A Gent’s Guide to Cognac and Armagnac

Whiskey is a topic frequently covered on the Gents Blog.  In the past we’ve explained the differences between scotch, whiskey, bourbon, and rye; talked about various scotch regions; offered up some bourbon recommendations; and we’ve even shared a discovery of a scotch encyclopedia.  Whiskey is an “eau de vie,” i.e. a tasty and strong alcoholic drink.  One well-known subset of eaux de vies comes out of France: cognac and armagnac.  They are both worth getting to know.

Both are Brandies

While we in America are more used to the idea of brandy coming from fruits, brandy is classically defined as a liquor produced by distilling wine, which is the source material for both cognac and armagnac.  If you ask for a “brandy” in France, they may look at you somewhat strangely, or if they know English, they’ll realize you are probably speaking about the two main “brandies” in France: cognac and armagnac.


Cognac is a drink made “by foreigners, for foreigners.”  Despite its very French-sounding name, north of 90% of the spirit is exported from France, and one of the most dominant players in the industry sports an Irish name: Hennessey.  It’s a key part of many famous cocktails, including the sazerac, sidecar, and French 75.  

Cognac is made mostly from a very acidic, virtually undrinkable white wine varietal called ugni blanc.  Like whiskey, it’s double distilled using a pot still and is most often blended, yielding delicate and subtle flavors.  Like armagnac, cognac will be aged in French oak barrels, but from a specific region of France (not any old French oak will do!).  Designations include:

  • VS (Very Special) – youngest cognac in the blend is at least two years old
  • VSOP (Very Special Old Pale) – youngest cognac in the blend is at least four years old
  • Napoleon – youngest cognac in the blend is at least six years old
  • XO (Extra Old) – youngest cognac in the blend is at least ten years old

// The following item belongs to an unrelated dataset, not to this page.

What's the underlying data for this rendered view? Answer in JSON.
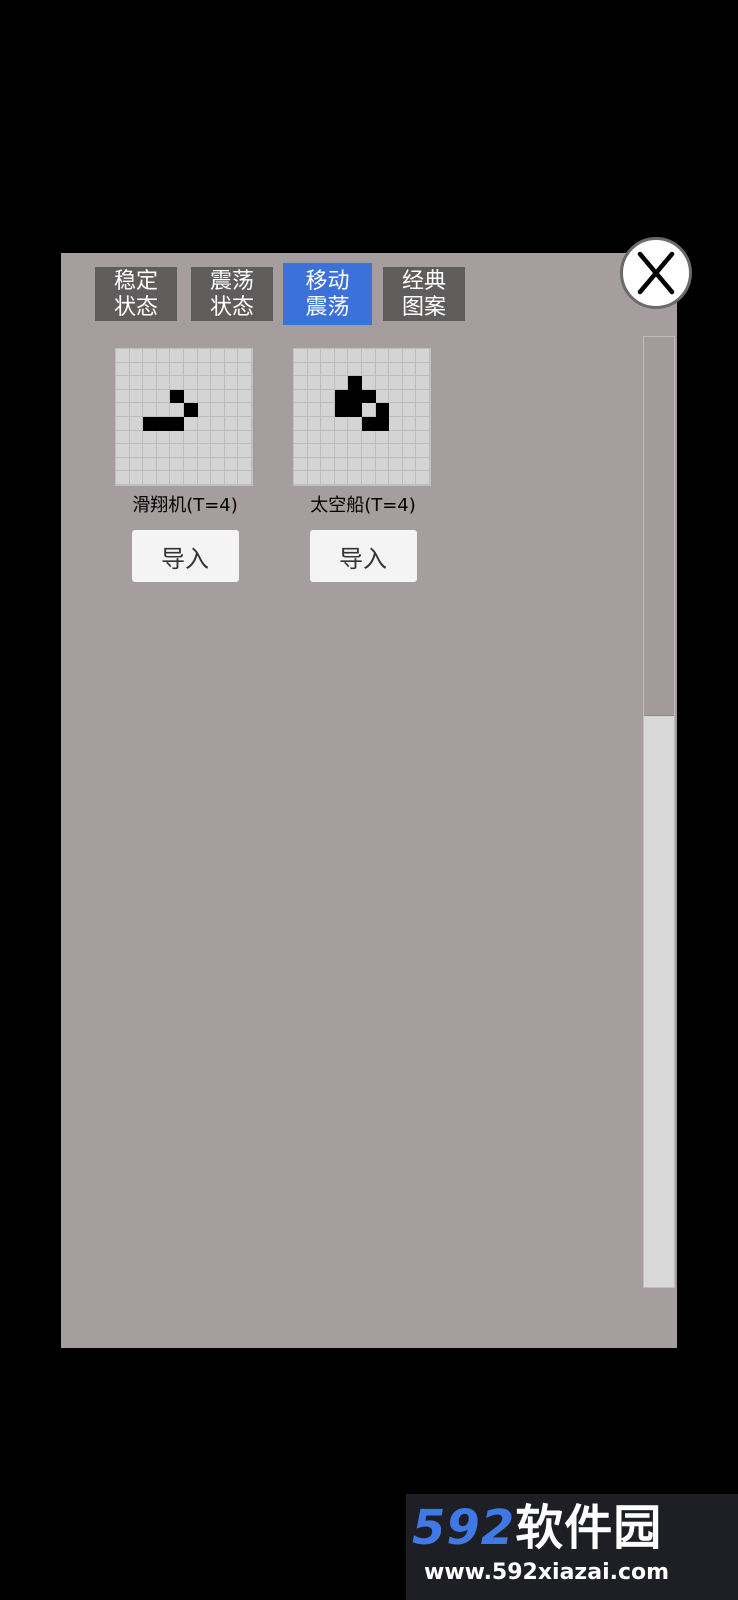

From its beginnings, cognac has been produced and marketed by people that knew what marketing was before it was ever taught at top universities.  It also was made next to the Atlantic, and having a port for easy export has allowed cognac to garner a worldwide audience.  


Armagnac is the opposite of cognac in that it is made “by the French, for the French.”  Very little of it is exported as most of the production, made by smaller producers, is consumed by the French in cooking and drinking.  Armagnac has been around since the middle of the 14th century and is the world’s oldest eau de vie.  

Armagnac comes from further south than the Cognac region and is in a landlocked area.  Its soils are sandy in contrast to the chalky soils of the Cognac region.  But both regions grow the ugni blanc grape which forms the base of these eaux de vies.  However, armagnac also adds the additional (and pleasantly drinkable) varietals of folle blanche, colombard, and baco blanc to the mix with the ugni blanc.  Cognac, as a rule, features none of those varietals.  Armagnac is far more likely to be bottled with a particular vintage year, though they use basically the same system as cognac in regards to VS, XO, etc.

Because armagnac is distilled only once in a patented continuous column still, it’s going to have more robust and strong flavors than cognac.  It’s more often drunk neat and has a lower proof than cognac does.  You should enjoy armagnac in a tulip-shaped glass where those strong aromas will come through: dried fruits, butterscotch, and licorice, just to get you started.

Both of these eaux de vies are nice finishing touches to a good meal.  They are also a great way to challenge your palate to help you enjoy the other liquors in your rotation.

Do you have any armagnacs or cognacs you’ve particularly enjoyed?  Share them with us in the comments below.

31530cookie-checkA Gent’s Guide to Cognac and Armagnac

Leave a comment

Your email address will not be published. Required fields are marked *